Dec 22, 2016

Here's why that is the case.

#### Explanation:

Oxidation numbers are assigned by assuming that in a covalent bond, the atom with the highest electronegativity values "takes" the bonding electrons from the less electronegative atom.

As you know, oxygen is much more electronegative than hydrogen, so any time these two elements will form a single covalent bond, which will polar in nature, oxygen will "take" both bonding electrons used to make the bond.

This will leave hydrogen with a $\textcolor{b l u e}{+ 1}$ oxidation state, since $1$ electron it is contributing to the bond is now "taken" by oxygen

Similarly, this will leave oxygen with a $\textcolor{b l u e}{- 1}$ oxidation state, since it's keeping the $1$ electron it is contributing to the bond and "taking" the $1$ electron that hydrogen is contributing to the bond.

Now, take a look at the Lewis structure for hydrogen peroxide, ${\text{H"_2"O}}_{2}$.

Notice that each oxygen atom is bonded to $1$ hydrogen atom. This means that each oxygen atom will have a $\textcolor{b l u e}{- 1}$ oxidation state, for aforementioned reasons.

The two oxygen atoms are also bonded to each other, but since both atoms have the same electronegativity value, this bond will not affect their oxidation number.

Therefore, you can say that oxygen has a $\textcolor{b l u e}{- 1}$ oxidation state and hdyrogen has a $\textcolor{b l u e}{+ 1}$ oxidation state in hydrogen peroxide.

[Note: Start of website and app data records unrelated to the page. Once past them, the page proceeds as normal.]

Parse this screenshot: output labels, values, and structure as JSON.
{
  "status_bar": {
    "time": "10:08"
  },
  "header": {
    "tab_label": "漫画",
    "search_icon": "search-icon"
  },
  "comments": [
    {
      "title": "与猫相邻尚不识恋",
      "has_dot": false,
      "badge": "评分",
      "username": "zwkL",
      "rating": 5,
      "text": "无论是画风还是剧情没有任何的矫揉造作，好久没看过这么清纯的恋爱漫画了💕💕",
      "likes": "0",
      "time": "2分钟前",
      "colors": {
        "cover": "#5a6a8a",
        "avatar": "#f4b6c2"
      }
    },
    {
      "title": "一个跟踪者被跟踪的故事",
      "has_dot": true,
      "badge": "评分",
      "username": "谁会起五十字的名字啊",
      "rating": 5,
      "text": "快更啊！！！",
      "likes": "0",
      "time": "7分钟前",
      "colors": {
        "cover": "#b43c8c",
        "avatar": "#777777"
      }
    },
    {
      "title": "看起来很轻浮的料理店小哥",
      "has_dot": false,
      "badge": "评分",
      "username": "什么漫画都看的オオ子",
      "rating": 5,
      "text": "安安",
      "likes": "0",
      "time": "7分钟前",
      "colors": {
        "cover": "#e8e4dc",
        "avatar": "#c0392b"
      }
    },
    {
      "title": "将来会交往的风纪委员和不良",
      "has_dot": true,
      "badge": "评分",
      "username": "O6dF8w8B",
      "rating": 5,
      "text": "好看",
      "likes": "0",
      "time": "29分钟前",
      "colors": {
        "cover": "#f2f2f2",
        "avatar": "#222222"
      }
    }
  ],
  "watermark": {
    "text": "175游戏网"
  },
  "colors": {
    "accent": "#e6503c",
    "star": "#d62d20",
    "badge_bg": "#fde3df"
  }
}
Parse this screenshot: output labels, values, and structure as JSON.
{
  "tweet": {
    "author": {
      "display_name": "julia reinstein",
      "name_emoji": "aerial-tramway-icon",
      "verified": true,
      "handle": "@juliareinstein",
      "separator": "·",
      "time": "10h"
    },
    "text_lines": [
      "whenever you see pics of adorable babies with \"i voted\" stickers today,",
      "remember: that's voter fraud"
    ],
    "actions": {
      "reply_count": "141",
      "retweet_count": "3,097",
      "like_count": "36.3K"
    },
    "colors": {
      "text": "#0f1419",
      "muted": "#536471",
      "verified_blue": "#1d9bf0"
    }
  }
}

${\stackrel{\textcolor{b l u e}{+ 1}}{\text{H") _ 2 stackrel(color(blue)(-1))("O}}}_{2}$